An indulgent smile broke out on his lips and he said, “There is no big secret, dear. In fact, the reason is so simple that I thought you might laugh at me if I tell you about it.”
And then, he began his story.
“One afternoon while walking along the footpath I saw a small girl gazing wistfully at the occupants in one of the outlets with a glass wall. Her almost tattered frock was enough indication that she had spent a better part of her day on the pavement. I asked her if she wanted to eat some of those snacks.” He took a pause here and then began again: “She questioned me instead about why the walls and doors that face the pavement were made of glass. She said, if they hadn’t been made of glass, people like her wouldn’t have to see diners eating and laughing. Especially so, when so many children like her, were on the streets hungry. Then, she said – Isn’t it strange, uncle, someone’s happiness makes us feel sad?”
“I was speechless for a long moment and I didn’t know what to tell her. Since that day I decided not to visit restaurants with glass walls.”

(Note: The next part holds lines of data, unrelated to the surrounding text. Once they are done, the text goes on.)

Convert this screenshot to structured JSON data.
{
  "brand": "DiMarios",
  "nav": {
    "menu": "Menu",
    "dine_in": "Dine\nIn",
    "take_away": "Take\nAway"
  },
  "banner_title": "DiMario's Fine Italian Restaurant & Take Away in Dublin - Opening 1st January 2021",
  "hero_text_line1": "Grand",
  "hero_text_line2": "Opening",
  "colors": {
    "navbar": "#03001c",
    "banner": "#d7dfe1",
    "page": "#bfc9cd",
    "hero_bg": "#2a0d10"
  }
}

As I understood the reasons behind why my husband had stopped frequenting the places where we had spent much of our courtship, I could only feel a sense of gratitude. Needless to say, I love him more for his understanding and empathy.